• Problem statement: Strip the pictures and reproduce the rest of the listing exactly.

====== Provided records

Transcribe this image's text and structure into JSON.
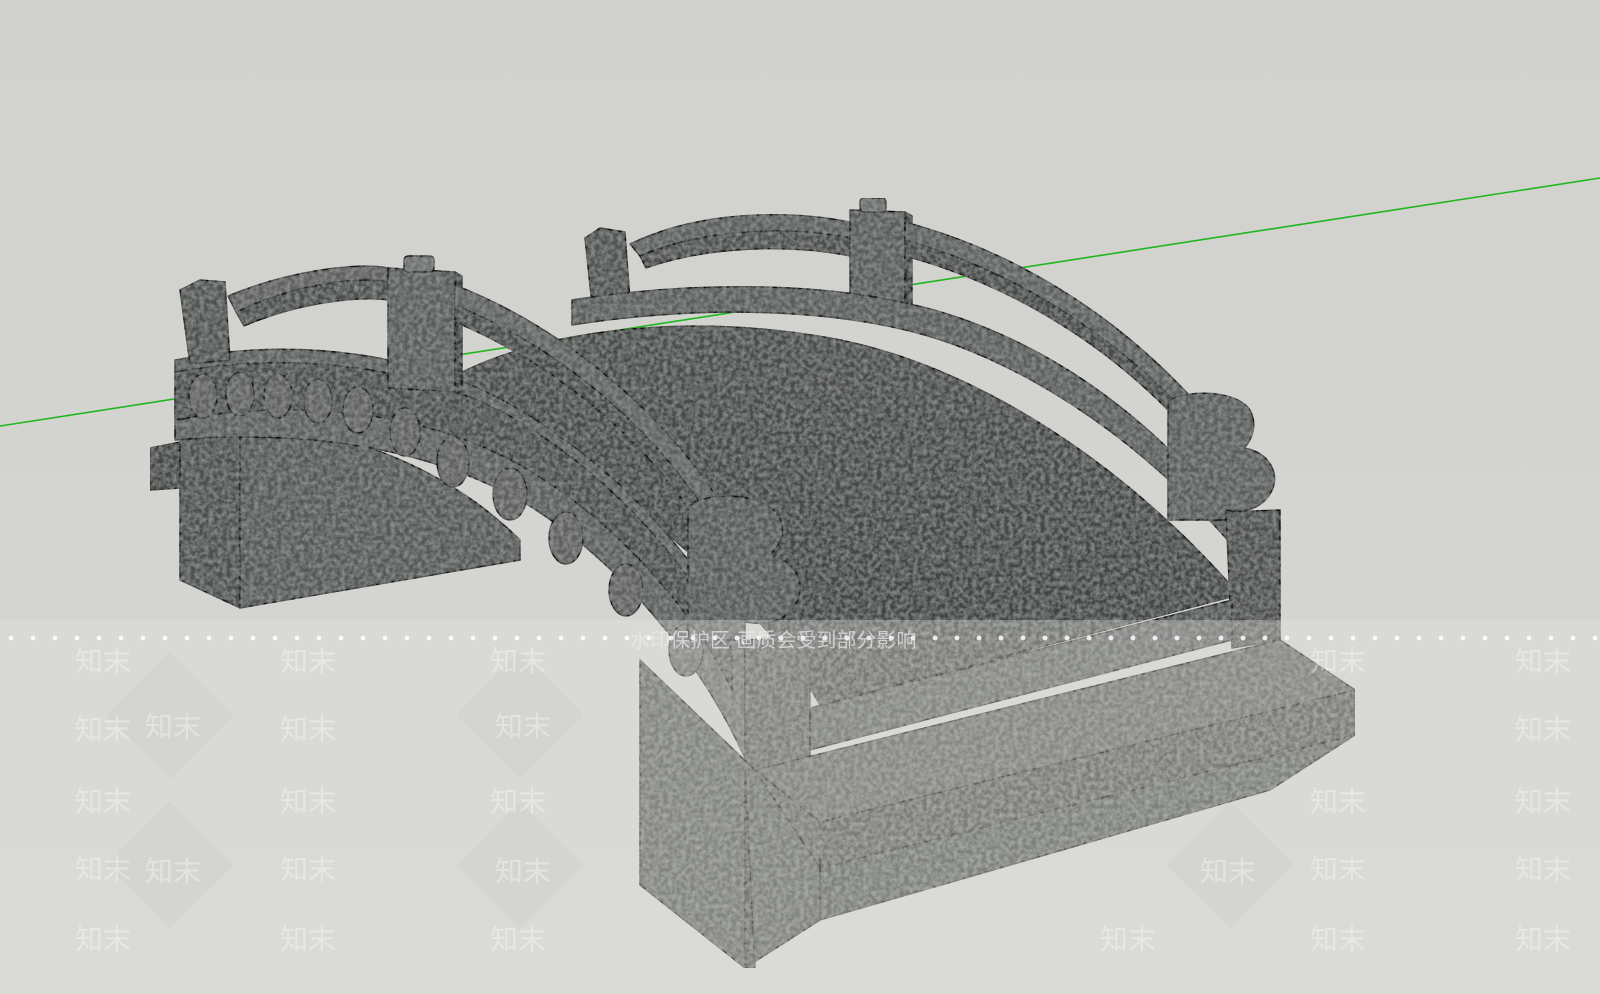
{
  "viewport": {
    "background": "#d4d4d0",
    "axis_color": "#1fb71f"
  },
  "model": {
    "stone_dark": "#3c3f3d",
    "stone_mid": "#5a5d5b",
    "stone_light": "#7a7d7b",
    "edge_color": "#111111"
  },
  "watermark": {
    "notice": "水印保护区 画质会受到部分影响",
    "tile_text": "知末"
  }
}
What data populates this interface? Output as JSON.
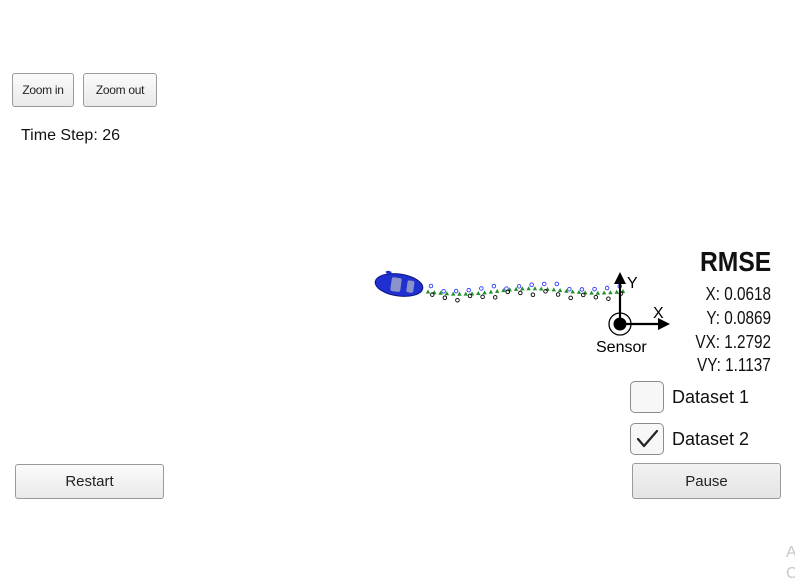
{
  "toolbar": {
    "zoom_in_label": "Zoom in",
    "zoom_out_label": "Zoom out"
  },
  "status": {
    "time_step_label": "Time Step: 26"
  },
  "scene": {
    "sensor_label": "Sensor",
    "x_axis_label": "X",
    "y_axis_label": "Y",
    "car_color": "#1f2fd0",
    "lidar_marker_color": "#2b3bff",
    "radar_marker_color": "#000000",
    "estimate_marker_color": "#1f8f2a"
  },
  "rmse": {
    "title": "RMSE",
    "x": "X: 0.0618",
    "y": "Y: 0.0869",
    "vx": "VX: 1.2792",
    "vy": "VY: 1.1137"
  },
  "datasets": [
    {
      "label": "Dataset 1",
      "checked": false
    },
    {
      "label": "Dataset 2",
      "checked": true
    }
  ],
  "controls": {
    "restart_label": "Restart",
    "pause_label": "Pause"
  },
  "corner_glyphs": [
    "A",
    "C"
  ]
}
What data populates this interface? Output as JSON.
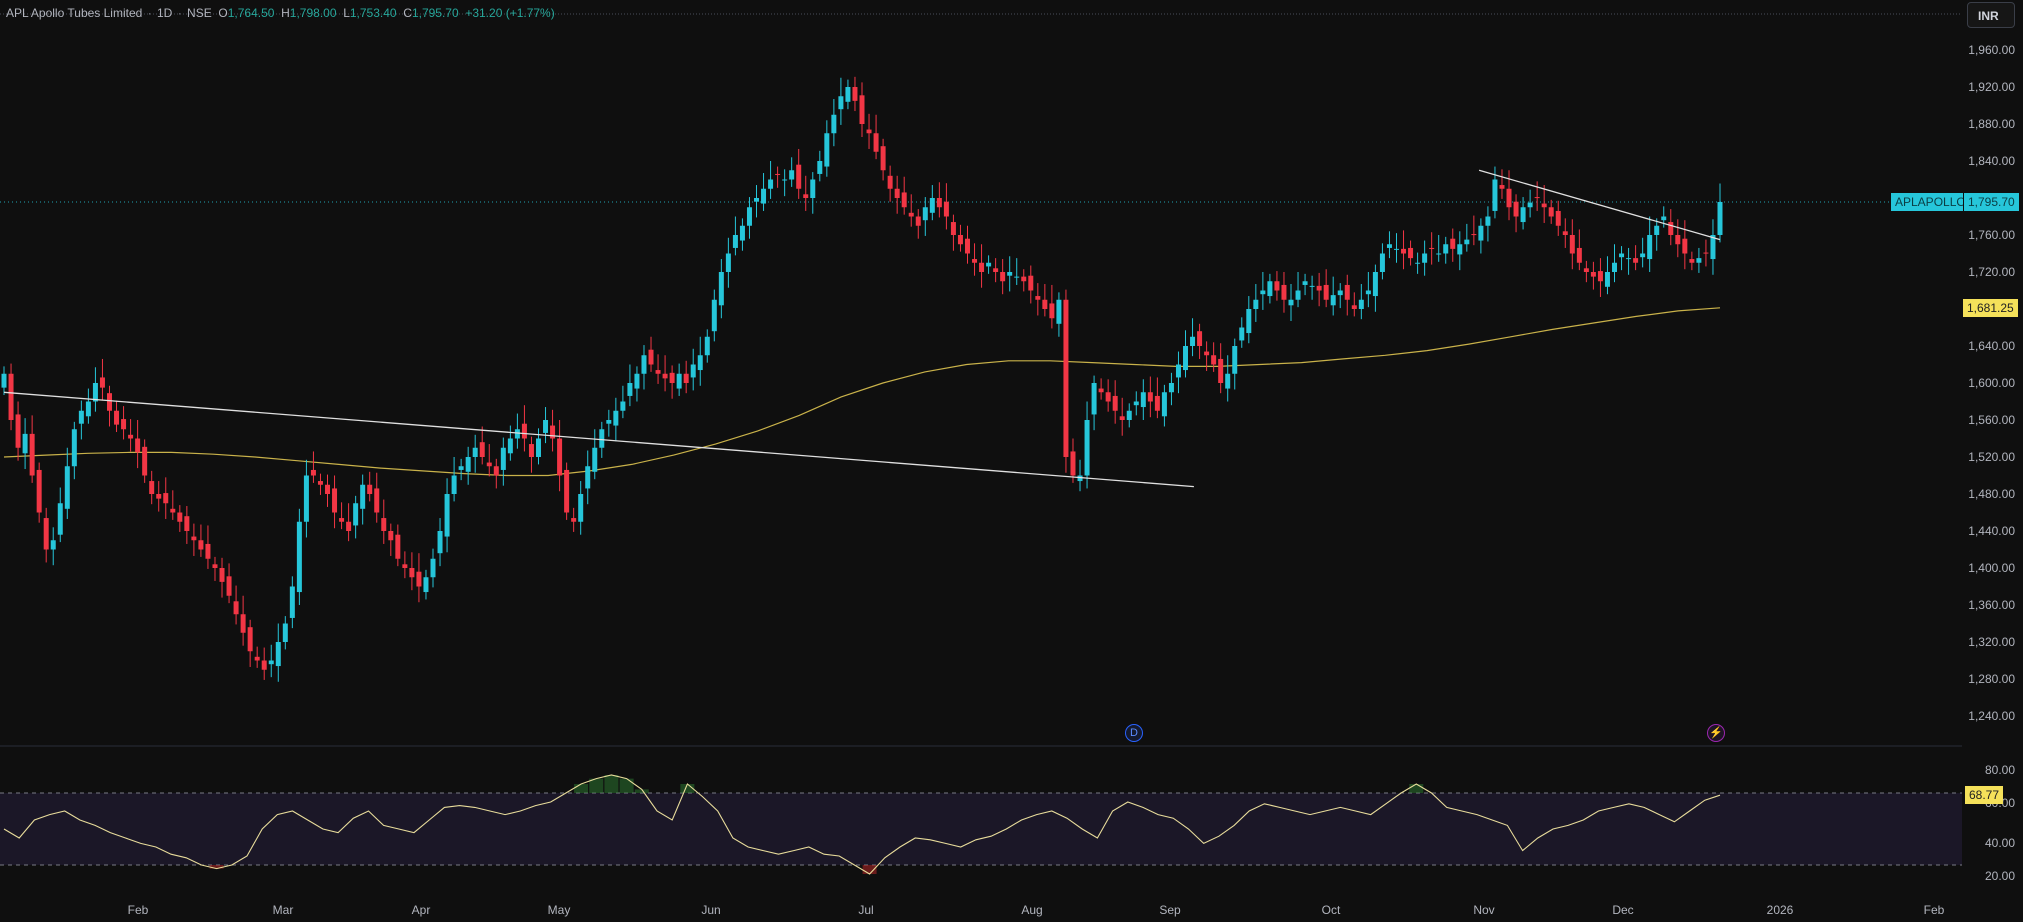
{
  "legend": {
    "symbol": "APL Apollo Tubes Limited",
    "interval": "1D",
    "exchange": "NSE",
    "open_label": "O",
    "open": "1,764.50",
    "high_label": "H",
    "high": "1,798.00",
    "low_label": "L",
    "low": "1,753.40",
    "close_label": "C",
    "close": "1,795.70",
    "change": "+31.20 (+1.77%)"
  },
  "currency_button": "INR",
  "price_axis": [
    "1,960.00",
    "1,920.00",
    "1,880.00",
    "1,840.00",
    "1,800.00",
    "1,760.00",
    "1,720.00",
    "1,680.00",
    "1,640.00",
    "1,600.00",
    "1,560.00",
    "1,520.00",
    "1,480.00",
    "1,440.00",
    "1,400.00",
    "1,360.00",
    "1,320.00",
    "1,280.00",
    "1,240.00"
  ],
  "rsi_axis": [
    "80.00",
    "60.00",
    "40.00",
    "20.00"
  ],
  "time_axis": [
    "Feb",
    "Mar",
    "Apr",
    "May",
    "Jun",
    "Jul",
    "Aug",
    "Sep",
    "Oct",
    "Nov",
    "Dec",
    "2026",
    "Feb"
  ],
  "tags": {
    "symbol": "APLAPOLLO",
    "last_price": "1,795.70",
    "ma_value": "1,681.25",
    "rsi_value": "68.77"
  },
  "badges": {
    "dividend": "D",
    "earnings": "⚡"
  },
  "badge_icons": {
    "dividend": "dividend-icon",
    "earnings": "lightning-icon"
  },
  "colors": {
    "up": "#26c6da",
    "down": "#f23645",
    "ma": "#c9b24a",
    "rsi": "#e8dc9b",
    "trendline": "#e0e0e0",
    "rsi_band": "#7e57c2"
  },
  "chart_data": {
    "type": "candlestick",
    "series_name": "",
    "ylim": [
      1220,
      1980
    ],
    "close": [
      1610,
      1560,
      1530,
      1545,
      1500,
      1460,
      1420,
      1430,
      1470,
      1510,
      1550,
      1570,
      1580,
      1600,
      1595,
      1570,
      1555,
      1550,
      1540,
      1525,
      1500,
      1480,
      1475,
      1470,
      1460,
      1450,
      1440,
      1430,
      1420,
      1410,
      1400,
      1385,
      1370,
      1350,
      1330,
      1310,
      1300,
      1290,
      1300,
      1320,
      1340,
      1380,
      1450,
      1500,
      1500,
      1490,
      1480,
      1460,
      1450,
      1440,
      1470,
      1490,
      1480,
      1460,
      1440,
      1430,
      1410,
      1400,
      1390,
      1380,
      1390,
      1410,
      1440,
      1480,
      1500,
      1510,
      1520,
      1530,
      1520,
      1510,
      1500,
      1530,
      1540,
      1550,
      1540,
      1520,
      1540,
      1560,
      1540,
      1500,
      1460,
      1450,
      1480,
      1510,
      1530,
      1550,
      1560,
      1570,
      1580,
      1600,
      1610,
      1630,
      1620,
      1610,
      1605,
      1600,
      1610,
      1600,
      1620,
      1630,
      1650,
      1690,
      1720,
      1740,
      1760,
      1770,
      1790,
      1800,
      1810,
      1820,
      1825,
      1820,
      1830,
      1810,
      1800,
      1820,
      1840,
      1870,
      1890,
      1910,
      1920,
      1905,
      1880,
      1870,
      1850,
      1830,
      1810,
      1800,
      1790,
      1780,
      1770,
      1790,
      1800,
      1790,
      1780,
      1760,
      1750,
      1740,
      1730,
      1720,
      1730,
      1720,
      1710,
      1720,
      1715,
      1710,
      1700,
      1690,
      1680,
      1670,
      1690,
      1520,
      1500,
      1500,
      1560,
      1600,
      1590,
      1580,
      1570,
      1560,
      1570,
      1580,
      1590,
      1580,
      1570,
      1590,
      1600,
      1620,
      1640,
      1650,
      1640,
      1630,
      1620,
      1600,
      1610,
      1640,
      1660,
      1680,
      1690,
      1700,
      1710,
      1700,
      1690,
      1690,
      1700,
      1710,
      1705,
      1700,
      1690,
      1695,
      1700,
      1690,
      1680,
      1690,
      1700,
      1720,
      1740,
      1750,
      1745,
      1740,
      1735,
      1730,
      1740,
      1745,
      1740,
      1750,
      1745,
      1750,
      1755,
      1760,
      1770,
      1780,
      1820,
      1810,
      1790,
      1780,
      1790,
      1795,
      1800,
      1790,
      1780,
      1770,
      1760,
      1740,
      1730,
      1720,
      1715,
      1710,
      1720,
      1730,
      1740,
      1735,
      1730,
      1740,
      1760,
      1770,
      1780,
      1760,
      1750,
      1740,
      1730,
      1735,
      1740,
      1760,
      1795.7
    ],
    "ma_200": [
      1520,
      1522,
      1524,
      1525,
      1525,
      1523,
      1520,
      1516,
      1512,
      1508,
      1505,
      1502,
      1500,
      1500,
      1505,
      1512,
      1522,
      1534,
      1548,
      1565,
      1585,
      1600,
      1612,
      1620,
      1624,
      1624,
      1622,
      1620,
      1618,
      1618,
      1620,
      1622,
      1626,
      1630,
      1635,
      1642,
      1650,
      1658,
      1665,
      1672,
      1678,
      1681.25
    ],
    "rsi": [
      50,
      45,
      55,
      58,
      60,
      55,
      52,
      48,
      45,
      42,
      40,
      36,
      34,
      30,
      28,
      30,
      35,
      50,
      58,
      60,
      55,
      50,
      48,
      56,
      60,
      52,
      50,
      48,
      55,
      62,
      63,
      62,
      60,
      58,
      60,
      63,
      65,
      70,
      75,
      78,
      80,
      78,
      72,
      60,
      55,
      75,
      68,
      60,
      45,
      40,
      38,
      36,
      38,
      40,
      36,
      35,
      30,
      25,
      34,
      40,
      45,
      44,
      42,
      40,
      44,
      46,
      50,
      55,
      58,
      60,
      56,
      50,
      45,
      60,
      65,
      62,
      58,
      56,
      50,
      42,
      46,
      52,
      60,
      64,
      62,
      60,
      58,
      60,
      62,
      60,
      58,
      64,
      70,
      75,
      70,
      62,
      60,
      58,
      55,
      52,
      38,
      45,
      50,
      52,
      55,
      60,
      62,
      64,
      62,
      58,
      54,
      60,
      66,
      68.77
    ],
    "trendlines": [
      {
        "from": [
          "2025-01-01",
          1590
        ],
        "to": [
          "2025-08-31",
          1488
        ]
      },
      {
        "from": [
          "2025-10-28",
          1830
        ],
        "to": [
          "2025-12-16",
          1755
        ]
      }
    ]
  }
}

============

• Response for this exercise:
Transcribe this image's text and structure into JSON.
{
  "viewport": {
    "background": "#d4d4d0",
    "axis_color": "#1fb71f"
  },
  "model": {
    "stone_dark": "#3c3f3d",
    "stone_mid": "#5a5d5b",
    "stone_light": "#7a7d7b",
    "edge_color": "#111111"
  },
  "watermark": {
    "notice": "水印保护区 画质会受到部分影响",
    "tile_text": "知末"
  }
}
What data populates this interface? Output as JSON.
{
  "toolbar": {
    "zoom_in_label": "Zoom in",
    "zoom_out_label": "Zoom out"
  },
  "status": {
    "time_step_label": "Time Step: 26"
  },
  "scene": {
    "sensor_label": "Sensor",
    "x_axis_label": "X",
    "y_axis_label": "Y",
    "car_color": "#1f2fd0",
    "lidar_marker_color": "#2b3bff",
    "radar_marker_color": "#000000",
    "estimate_marker_color": "#1f8f2a"
  },
  "rmse": {
    "title": "RMSE",
    "x": "X: 0.0618",
    "y": "Y: 0.0869",
    "vx": "VX: 1.2792",
    "vy": "VY: 1.1137"
  },
  "datasets": [
    {
      "label": "Dataset 1",
      "checked": false
    },
    {
      "label": "Dataset 2",
      "checked": true
    }
  ],
  "controls": {
    "restart_label": "Restart",
    "pause_label": "Pause"
  },
  "corner_glyphs": [
    "A",
    "C"
  ]
}
What data populates this interface? Output as JSON.
{
  "legend": {
    "symbol": "APL Apollo Tubes Limited",
    "interval": "1D",
    "exchange": "NSE",
    "open_label": "O",
    "open": "1,764.50",
    "high_label": "H",
    "high": "1,798.00",
    "low_label": "L",
    "low": "1,753.40",
    "close_label": "C",
    "close": "1,795.70",
    "change": "+31.20 (+1.77%)"
  },
  "currency_button": "INR",
  "price_axis": [
    "1,960.00",
    "1,920.00",
    "1,880.00",
    "1,840.00",
    "1,800.00",
    "1,760.00",
    "1,720.00",
    "1,680.00",
    "1,640.00",
    "1,600.00",
    "1,560.00",
    "1,520.00",
    "1,480.00",
    "1,440.00",
    "1,400.00",
    "1,360.00",
    "1,320.00",
    "1,280.00",
    "1,240.00"
  ],
  "rsi_axis": [
    "80.00",
    "60.00",
    "40.00",
    "20.00"
  ],
  "time_axis": [
    "Feb",
    "Mar",
    "Apr",
    "May",
    "Jun",
    "Jul",
    "Aug",
    "Sep",
    "Oct",
    "Nov",
    "Dec",
    "2026",
    "Feb"
  ],
  "tags": {
    "symbol": "APLAPOLLO",
    "last_price": "1,795.70",
    "ma_value": "1,681.25",
    "rsi_value": "68.77"
  },
  "badges": {
    "dividend": "D",
    "earnings": "⚡"
  },
  "badge_icons": {
    "dividend": "dividend-icon",
    "earnings": "lightning-icon"
  },
  "colors": {
    "up": "#26c6da",
    "down": "#f23645",
    "ma": "#c9b24a",
    "rsi": "#e8dc9b",
    "trendline": "#e0e0e0",
    "rsi_band": "#7e57c2"
  },
  "chart_data": {
    "type": "candlestick",
    "series_name": "",
    "ylim": [
      1220,
      1980
    ],
    "close": [
      1610,
      1560,
      1530,
      1545,
      1500,
      1460,
      1420,
      1430,
      1470,
      1510,
      1550,
      1570,
      1580,
      1600,
      1595,
      1570,
      1555,
      1550,
      1540,
      1525,
      1500,
      1480,
      1475,
      1470,
      1460,
      1450,
      1440,
      1430,
      1420,
      1410,
      1400,
      1385,
      1370,
      1350,
      1330,
      1310,
      1300,
      1290,
      1300,
      1320,
      1340,
      1380,
      1450,
      1500,
      1500,
      1490,
      1480,
      1460,
      1450,
      1440,
      1470,
      1490,
      1480,
      1460,
      1440,
      1430,
      1410,
      1400,
      1390,
      1380,
      1390,
      1410,
      1440,
      1480,
      1500,
      1510,
      1520,
      1530,
      1520,
      1510,
      1500,
      1530,
      1540,
      1550,
      1540,
      1520,
      1540,
      1560,
      1540,
      1500,
      1460,
      1450,
      1480,
      1510,
      1530,
      1550,
      1560,
      1570,
      1580,
      1600,
      1610,
      1630,
      1620,
      1610,
      1605,
      1600,
      1610,
      1600,
      1620,
      1630,
      1650,
      1690,
      1720,
      1740,
      1760,
      1770,
      1790,
      1800,
      1810,
      1820,
      1825,
      1820,
      1830,
      1810,
      1800,
      1820,
      1840,
      1870,
      1890,
      1910,
      1920,
      1905,
      1880,
      1870,
      1850,
      1830,
      1810,
      1800,
      1790,
      1780,
      1770,
      1790,
      1800,
      1790,
      1780,
      1760,
      1750,
      1740,
      1730,
      1720,
      1730,
      1720,
      1710,
      1720,
      1715,
      1710,
      1700,
      1690,
      1680,
      1670,
      1690,
      1520,
      1500,
      1500,
      1560,
      1600,
      1590,
      1580,
      1570,
      1560,
      1570,
      1580,
      1590,
      1580,
      1570,
      1590,
      1600,
      1620,
      1640,
      1650,
      1640,
      1630,
      1620,
      1600,
      1610,
      1640,
      1660,
      1680,
      1690,
      1700,
      1710,
      1700,
      1690,
      1690,
      1700,
      1710,
      1705,
      1700,
      1690,
      1695,
      1700,
      1690,
      1680,
      1690,
      1700,
      1720,
      1740,
      1750,
      1745,
      1740,
      1735,
      1730,
      1740,
      1745,
      1740,
      1750,
      1745,
      1750,
      1755,
      1760,
      1770,
      1780,
      1820,
      1810,
      1790,
      1780,
      1790,
      1795,
      1800,
      1790,
      1780,
      1770,
      1760,
      1740,
      1730,
      1720,
      1715,
      1710,
      1720,
      1730,
      1740,
      1735,
      1730,
      1740,
      1760,
      1770,
      1780,
      1760,
      1750,
      1740,
      1730,
      1735,
      1740,
      1760,
      1795.7
    ],
    "ma_200": [
      1520,
      1522,
      1524,
      1525,
      1525,
      1523,
      1520,
      1516,
      1512,
      1508,
      1505,
      1502,
      1500,
      1500,
      1505,
      1512,
      1522,
      1534,
      1548,
      1565,
      1585,
      1600,
      1612,
      1620,
      1624,
      1624,
      1622,
      1620,
      1618,
      1618,
      1620,
      1622,
      1626,
      1630,
      1635,
      1642,
      1650,
      1658,
      1665,
      1672,
      1678,
      1681.25
    ],
    "rsi": [
      50,
      45,
      55,
      58,
      60,
      55,
      52,
      48,
      45,
      42,
      40,
      36,
      34,
      30,
      28,
      30,
      35,
      50,
      58,
      60,
      55,
      50,
      48,
      56,
      60,
      52,
      50,
      48,
      55,
      62,
      63,
      62,
      60,
      58,
      60,
      63,
      65,
      70,
      75,
      78,
      80,
      78,
      72,
      60,
      55,
      75,
      68,
      60,
      45,
      40,
      38,
      36,
      38,
      40,
      36,
      35,
      30,
      25,
      34,
      40,
      45,
      44,
      42,
      40,
      44,
      46,
      50,
      55,
      58,
      60,
      56,
      50,
      45,
      60,
      65,
      62,
      58,
      56,
      50,
      42,
      46,
      52,
      60,
      64,
      62,
      60,
      58,
      60,
      62,
      60,
      58,
      64,
      70,
      75,
      70,
      62,
      60,
      58,
      55,
      52,
      38,
      45,
      50,
      52,
      55,
      60,
      62,
      64,
      62,
      58,
      54,
      60,
      66,
      68.77
    ],
    "trendlines": [
      {
        "from": [
          "2025-01-01",
          1590
        ],
        "to": [
          "2025-08-31",
          1488
        ]
      },
      {
        "from": [
          "2025-10-28",
          1830
        ],
        "to": [
          "2025-12-16",
          1755
        ]
      }
    ]
  }
}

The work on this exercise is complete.